My education on this point came when I was posted to Israel as a foreign correspondent. I was repeatedly shocked by the cavalier ways in which Israelis sometimes would refer to the Holocaust.
When the movie "Schindler's List" came out in 1994, an Israeli friend told me his mother, who'd survived Hitler, had seen it and concluded, "It was good, but the real Holocaust was better." He made a tiny smile so I'd know he was joking.
Not long afterward, a band called Auschwitz began appearing in Tel Aviv clubs. The name was only briefly controversial.
I came to understand that in Israel, such references are OK. After all, the whole point of Israel is to make the Jewish people safe, to offer them a normal life. If you're sufficiently safe and normal, you can mock anything -- even, evidently, genocide.
Although Israel isn't as secure as it aspires to be, its culture is self-confident enough to permit extraordinarily robust public debate, vibrant and highly competitive media, and outrageous comedy. It's a place where "satirist" is an occupation like any other.
The newly introduced bill is a response to recent acts that some think trivialize the Holocaust. For instance, Orthodox Jews have protested the expansion of the draft to their community by wearing yellow stars like the ones Nazis forced German Jews to don.
The bill, which must be approved by a committee and then again in a series of votes in the full parliament before becoming law, would impose a six-month prison sentence or $28,000 fine for an unapproved use of Nazi terms or symbols. It's hard to imagine a justification for such an inhibition of free speech anywhere, but certainly not in Israel.
Israel is the one place where it is simply not possible to trivialize the Holocaust, which is commemorated every year by a two-minute nationwide standstill, during which sirens wail and commerce and traffic come to a halt, with drivers standing beside their cars with heads bowed. If critics of Finance Minister Yair Lapid depict him in an SS uniform, they succeed only in trivializing themselves. If opponents of the government's policy on African migrants compare it to Hitler's treatment of the Jews, no one in Israel actually confuses the two.

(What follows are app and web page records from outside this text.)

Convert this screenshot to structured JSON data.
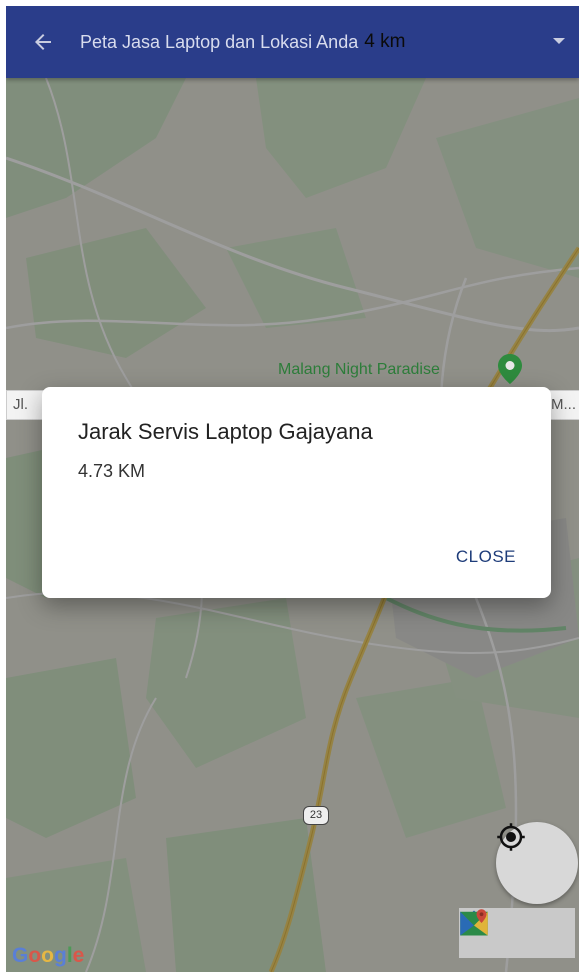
{
  "appbar": {
    "title": "Peta Jasa Laptop dan Lokasi Anda",
    "distance_selected": "4 km"
  },
  "map": {
    "poi_label": "Malang Night Paradise",
    "street_label_left": "Jl. ",
    "street_label_right": "M...",
    "route_shield": "23",
    "attribution": [
      "G",
      "o",
      "o",
      "g",
      "l",
      "e"
    ]
  },
  "dialog": {
    "title": "Jarak Servis Laptop Gajayana",
    "distance": "4.73 KM",
    "close_label": "CLOSE"
  },
  "colors": {
    "appbar": "#2a3d8a",
    "dialog_action": "#1e3c7a",
    "poi": "#2d7d3a"
  }
}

The bill suggests that Israelis are suddenly threatened by mere words when for 65 years, they've stood up to sticks and stones. It's not worthy of the vigorous democracy they've built.
(Lisa Beyer is a member of the Bloomberg View editorial board. Follow her on Twitter.)